And it doesn’t become a problem until you start mixing.

You’ll notice that your guitars are just not very present. They seem to sit back in the speakers a bit more than they should.

You’ll notice how your distortion sounds “fuzzy” instead of full. There will be a layer of buzzing on your mix.

So you solo the guitars, suspecting them of the issue. But they sound great when soloed!

This is the loop many people find themselves stuck in when dealing with this issue. The way to solve it? Turn down that distortion!

It is better to start with less distortion and need to add some later than it is the other way around. A more open, less grungy distortion, (when layered properly with a doubled rhythm part, a part one octave higher, and a part two octaves higher), will give you a much bigger sound in the end.

It’s definitely a balancing act, however, because you don’t want to under-distort your guitars. Find the perfect spot and stick with it for all of your rhythm guitars.

That’s another reason to always record a dry direct in signal. You may set your drive wrong on your amp in the studio, and having that clean take will really help if you need to throw an amp model on there.

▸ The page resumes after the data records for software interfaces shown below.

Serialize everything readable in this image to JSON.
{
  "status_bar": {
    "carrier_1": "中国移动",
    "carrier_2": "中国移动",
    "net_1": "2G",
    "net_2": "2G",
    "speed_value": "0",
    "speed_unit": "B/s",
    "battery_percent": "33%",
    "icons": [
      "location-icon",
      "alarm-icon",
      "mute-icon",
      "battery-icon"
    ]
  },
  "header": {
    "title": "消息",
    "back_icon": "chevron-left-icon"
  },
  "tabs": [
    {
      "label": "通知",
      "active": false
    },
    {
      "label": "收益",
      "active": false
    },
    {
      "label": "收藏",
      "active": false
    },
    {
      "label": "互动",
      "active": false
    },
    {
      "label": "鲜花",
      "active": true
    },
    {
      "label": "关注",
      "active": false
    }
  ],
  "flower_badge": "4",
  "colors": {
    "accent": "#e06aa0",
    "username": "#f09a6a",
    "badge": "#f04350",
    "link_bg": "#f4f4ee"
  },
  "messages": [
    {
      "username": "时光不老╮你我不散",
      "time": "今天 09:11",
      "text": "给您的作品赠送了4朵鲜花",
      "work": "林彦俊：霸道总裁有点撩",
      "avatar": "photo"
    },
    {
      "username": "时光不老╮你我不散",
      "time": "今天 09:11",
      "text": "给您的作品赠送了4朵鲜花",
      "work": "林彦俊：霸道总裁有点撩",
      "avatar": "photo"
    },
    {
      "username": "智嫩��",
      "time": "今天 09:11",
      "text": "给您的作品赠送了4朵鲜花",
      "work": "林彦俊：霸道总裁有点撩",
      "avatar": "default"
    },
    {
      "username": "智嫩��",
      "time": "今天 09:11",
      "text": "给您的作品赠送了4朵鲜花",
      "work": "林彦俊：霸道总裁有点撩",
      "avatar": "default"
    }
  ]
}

So try this out. Check out some of our series dealing with guitar tones and production in our members videos area, and become a member today to download these sessions. Happy distortion! :)